Featured in Ripley's Believe It or Not!
Basilosaurus was a fearsome, sharp-toothed creature that lived 40-35 million years ago and could grow 50-60 feet long. Its name means “King Lizard.” Yet Basilosaurus wasn’t a lizard at all. It was a strange, predatory whale.
The first Basilosaurus ever found, B. cetoides, lived in a shallow sea in what is now Alabama. The skeleton is so long and slender that it looks almost like a snake, but with a short rib cage, front arms, and a tiny pelvis that didn’t attach to any vertebrae. At first, scientists thought it was some sort of aquatic reptile, like the ones that swam in the oceans at the time of the dinosaurs. However, the Eocene, when Basilosaurus lived, was long after the time of the dinosaurs and their aquatic relatives, when mammals ruled the earth. By studying the animal’s teeth, scientists found that it was actually one of those mammals.
There’s still a lot that we don’t know about Basilosaurus, because some of its body parts weren’t preserved long enough for scientists to find them. Usually, nothing at all is left of an animal that’s been dead for millions of years. We know that Basilosaurus was the largest meat-eater of its time, and we know that it went extinct as the climate changed, but we don’t know what color it was. We don’t know much about its behavior.

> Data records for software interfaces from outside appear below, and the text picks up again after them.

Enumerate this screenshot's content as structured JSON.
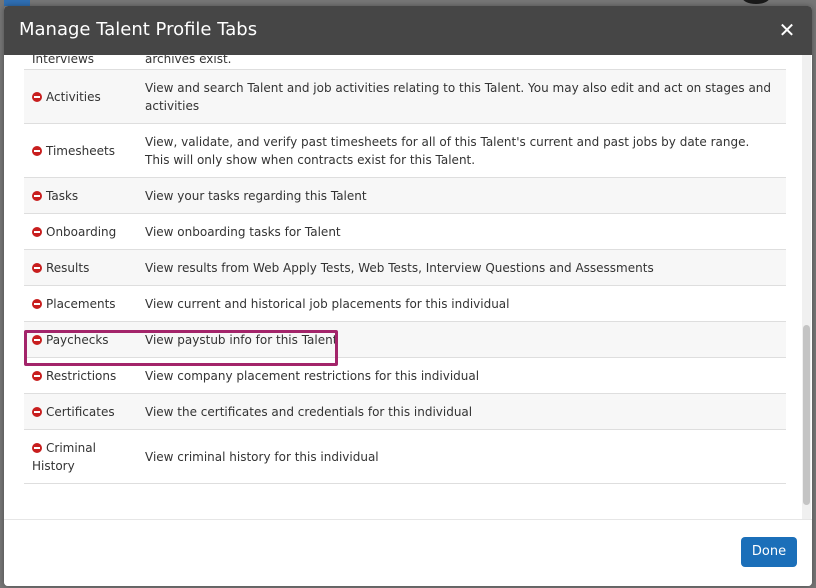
{
  "modal": {
    "title": "Manage Talent Profile Tabs",
    "close_glyph": "✕",
    "done_label": "Done"
  },
  "tabs": [
    {
      "name": "Interviews",
      "description": "archives exist."
    },
    {
      "name": "Activities",
      "description": "View and search Talent and job activities relating to this Talent. You may also edit and act on stages and activities"
    },
    {
      "name": "Timesheets",
      "description": "View, validate, and verify past timesheets for all of this Talent's current and past jobs by date range. This will only show when contracts exist for this Talent."
    },
    {
      "name": "Tasks",
      "description": "View your tasks regarding this Talent"
    },
    {
      "name": "Onboarding",
      "description": "View onboarding tasks for Talent"
    },
    {
      "name": "Results",
      "description": "View results from Web Apply Tests, Web Tests, Interview Questions and Assessments"
    },
    {
      "name": "Placements",
      "description": "View current and historical job placements for this individual"
    },
    {
      "name": "Paychecks",
      "description": "View paystub info for this Talent",
      "highlighted": true
    },
    {
      "name": "Restrictions",
      "description": "View company placement restrictions for this individual"
    },
    {
      "name": "Certificates",
      "description": "View the certificates and credentials for this individual"
    },
    {
      "name": "Criminal History",
      "description": "View criminal history for this individual"
    }
  ],
  "colors": {
    "header_bg": "#464646",
    "remove_icon": "#c81e1e",
    "highlight_border": "#a3246a",
    "done_button": "#1b6fb9"
  },
  "icons": {
    "remove": "remove-circle-icon",
    "close": "close-icon"
  }
}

We may never know most of its features.
However, according to a study published in the journal PLoS One, we do know one more thing: Basilosaurus was (probably) an apex predator.
While most Basilosaurus bones have been found in Alabama, where the creature is the state fossil, there is a slightly smaller species of Basilosaurus found in Egypt. In 2010, paleontologists found fossils of hundreds of this species, B. isis, in Wadi al Hitan, a site 140 km southwest of Cairo. They also found fossils of a smaller whale called Dorudon atrox, crocodiles, snakes, fish, sharks, and relatives of sea cows.
Researchers at the Museum für Naturkunde Berlin, Germany, analyzed these remains and made an important discovery about the animals that lived there, in “The Valley of the Whales.” One of the Basilosaurus skeletons found at the fossil site had the remains of baby Dorudons clustered where the Basilosaurus’s stomach once was, so paleontologists believe that Basilosaurus ate the smaller animal.
Still, they needed more than that to prove that it was a predator, and not a scavenger, who had simply found and eaten an animal that was already dead.
By examining the bones of the prey, the researchers found the evidence they were looking for. Many of the Dorudons had bite marks on their head. While it’s possible for scavengers to bite the heads of the dead animals they come across, it’s more common for predators to intentionally target the head of their prey, in order to kill them quickly.
Luckily, you don’t have to worry about running into the fearsome Basilosaurus when you’re out at sea–this creature went extinct 35 million years ago!
By Kristin Hugo, contributor for Ripleys.com